After an incubation period ranging from 7 to 30 days, the symptoms appear. Some malaria parasites can remain dormant in the liver for months or years before reactivating and entering the blood. In this way, an asymptomatic person can introduce malaria where it was not endemic.

Natural immunity

Some people, mainly in West Africa, have natural immunity to malaria. Carriers for sickle cell anemia—that is, people with one sickle cell gene and one normal hemoglobin gene—are resistant to malaria. Also, where malaria is endemic, people develop some immunity to the disease due to repeated exposure.

Quinine and other preventives

The gin and tonic has saved more Englishmen’s lives, and minds, than all the doctors in the Empire.—Winston Churchill

If you’ve ever traveled to an area where malaria is endemic, you’ve most likely had to take anti-malarial medication. This used to be natural or synthetic quinine (chloroquine). Indeed, gin and tonic originated in the need for British colonials’ daily dose of quinine to prevent malaria. The sugar and soda—not to mention the gin—made the bitter quinine more palatable.

Video: How to make a gin and tonic worthy of Rudyard Kipling, “the prophet of British imperialism”.

However, as the parasites evolved resistance, other medications have been developed. A travel medicine clinic can provide an appropriate medication depending on which parasites are prevalent where you’re going and your particular health concerns.

Reducing exposure

Methods for reducing exposure to malaria focus on the vector, the Anopheles mosquito. On an individual scale, these methods involve vigilance and painstaking attention to detail. For example, because mosquitos need standing water in which to breed, you need to eliminate standing water in and near your house. That includes everything from puddles in your yard to water in your dog’s bowl.

Bed nets, particularly those treated with insecticide, can be highly effective in keeping mosquitos away while you sleep. But you have to be meticulous about not leaving any gaps and tucking the bottom of the net under your mattress. And that’s the case not only when you go to bed, but also if you get up during the night.

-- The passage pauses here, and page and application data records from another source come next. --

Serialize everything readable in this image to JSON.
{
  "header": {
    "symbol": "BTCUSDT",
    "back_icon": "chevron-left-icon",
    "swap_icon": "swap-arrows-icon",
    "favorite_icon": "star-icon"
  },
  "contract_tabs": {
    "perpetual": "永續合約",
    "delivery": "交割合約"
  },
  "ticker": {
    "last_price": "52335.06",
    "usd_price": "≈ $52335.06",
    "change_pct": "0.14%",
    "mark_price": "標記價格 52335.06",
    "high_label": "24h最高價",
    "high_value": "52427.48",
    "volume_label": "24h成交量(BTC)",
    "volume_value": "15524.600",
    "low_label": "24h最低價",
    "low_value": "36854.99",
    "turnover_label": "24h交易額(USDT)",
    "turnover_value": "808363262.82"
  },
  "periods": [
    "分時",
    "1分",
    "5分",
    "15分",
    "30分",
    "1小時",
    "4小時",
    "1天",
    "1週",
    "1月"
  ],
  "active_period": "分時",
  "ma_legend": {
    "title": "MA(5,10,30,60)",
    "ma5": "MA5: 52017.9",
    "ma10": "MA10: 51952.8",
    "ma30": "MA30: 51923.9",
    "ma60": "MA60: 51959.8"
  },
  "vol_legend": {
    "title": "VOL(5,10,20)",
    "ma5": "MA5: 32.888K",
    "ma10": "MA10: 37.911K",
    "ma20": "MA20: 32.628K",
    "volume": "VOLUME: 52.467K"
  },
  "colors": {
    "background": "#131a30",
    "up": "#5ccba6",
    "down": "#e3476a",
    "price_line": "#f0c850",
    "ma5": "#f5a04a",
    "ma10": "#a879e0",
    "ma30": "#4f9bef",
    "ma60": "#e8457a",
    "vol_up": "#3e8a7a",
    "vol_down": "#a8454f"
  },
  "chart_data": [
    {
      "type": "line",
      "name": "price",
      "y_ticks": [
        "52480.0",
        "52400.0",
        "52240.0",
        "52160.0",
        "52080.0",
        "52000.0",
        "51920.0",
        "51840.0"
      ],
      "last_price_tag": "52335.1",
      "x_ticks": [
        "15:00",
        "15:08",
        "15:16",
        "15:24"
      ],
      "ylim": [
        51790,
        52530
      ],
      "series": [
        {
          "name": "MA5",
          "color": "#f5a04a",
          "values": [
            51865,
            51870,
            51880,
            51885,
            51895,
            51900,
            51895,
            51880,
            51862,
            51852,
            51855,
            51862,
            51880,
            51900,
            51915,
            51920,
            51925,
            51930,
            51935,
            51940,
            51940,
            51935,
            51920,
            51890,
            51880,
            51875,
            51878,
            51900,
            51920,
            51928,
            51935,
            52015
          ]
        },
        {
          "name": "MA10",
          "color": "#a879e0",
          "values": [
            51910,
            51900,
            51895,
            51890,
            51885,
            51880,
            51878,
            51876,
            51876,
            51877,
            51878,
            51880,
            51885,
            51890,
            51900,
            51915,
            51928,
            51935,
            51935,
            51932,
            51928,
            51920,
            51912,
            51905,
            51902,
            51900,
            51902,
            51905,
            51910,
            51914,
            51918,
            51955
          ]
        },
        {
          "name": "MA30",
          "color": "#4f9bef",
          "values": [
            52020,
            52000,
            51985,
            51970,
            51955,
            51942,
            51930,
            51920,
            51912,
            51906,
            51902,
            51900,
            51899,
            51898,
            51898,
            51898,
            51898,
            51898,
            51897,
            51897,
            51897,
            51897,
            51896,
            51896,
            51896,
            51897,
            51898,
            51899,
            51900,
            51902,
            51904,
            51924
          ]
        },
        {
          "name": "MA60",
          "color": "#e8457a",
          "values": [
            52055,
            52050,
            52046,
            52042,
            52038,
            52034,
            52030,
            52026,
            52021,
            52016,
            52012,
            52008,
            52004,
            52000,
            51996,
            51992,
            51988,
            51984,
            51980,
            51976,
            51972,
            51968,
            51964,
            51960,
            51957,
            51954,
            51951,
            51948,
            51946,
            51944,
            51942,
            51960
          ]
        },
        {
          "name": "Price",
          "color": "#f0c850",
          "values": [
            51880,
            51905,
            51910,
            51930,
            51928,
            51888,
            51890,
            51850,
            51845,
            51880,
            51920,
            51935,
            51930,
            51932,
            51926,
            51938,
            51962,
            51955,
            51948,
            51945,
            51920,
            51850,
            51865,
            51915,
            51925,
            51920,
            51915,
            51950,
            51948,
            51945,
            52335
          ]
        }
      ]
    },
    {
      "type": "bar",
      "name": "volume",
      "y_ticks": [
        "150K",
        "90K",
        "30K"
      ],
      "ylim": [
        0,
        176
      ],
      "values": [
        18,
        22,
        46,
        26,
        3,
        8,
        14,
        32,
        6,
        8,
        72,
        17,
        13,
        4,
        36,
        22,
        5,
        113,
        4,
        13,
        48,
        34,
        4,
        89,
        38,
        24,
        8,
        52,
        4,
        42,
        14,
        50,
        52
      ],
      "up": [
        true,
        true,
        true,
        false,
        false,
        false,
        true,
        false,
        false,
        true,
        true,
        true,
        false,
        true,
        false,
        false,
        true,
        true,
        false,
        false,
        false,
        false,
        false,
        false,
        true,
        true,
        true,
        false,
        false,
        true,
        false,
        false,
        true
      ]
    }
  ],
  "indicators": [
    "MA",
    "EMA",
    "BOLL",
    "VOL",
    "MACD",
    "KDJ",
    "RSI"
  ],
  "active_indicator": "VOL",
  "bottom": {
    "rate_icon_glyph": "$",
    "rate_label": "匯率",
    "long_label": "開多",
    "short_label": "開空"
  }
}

Where malaria exacts the largest burden, Africa, it has been extremely difficult to control. Many reasons account for this: an efficient mosquito that transmits the infection, a high prevalence of the most deadly species of the parasite, favorable climate, weak infrastructure to address the disease, and high intervention costs that are difficult to bear in poor countries.—Centers for Disease Control and Prevention

Communal anti-mosquito efforts tend to be environmentally unfriendly as well as expensive. Spraying insecticides and pouring kerosene on standing water leave toxins in the environment. Draining swamps destroys the habitat of more than just mosquitos, and it can have other detrimental effects such as removing erosion protection.

And whether efforts to reduce exposure are individual or corporate, they have to be consistent. That is, it’s not good enough to keep them up most of the time.

The anti-malaria house

In Africa, the principal vector for malaria is the Anopheles gambiae mosquito. Because most malaria-bearing mosquitos fly within 1 m of the ground, researchers in Gambia investigated house elevation as a way of reducing the numbers of mosquitos inside.

They built four huts with hoists so they could vary the elevation of the floor from 0 to 3 m above the ground. Each night, two men slept under bed nets in each hut. Light traps caught the mosquitos so that researchers could count how many came into each hut.

Compared with huts resting directly on the ground, huts 3 m above the ground had 84% fewer Anopheles gambiae mosquitos. That is, simply elevating a house 3 m above the ground goes a long way toward making an anti-malaria house. Best of all, once you’ve built an anti-malaria house, you don’t have to do anything to keep it that way. And elevating the house doesn’t adversely affect the environment as many other anti-malaria measures do.

Naturally, you should use additional preventive measures such as bed nets and Malarone for further protection. And while we don’t recommend day drinking, you might want to have a gin and tonic just in case.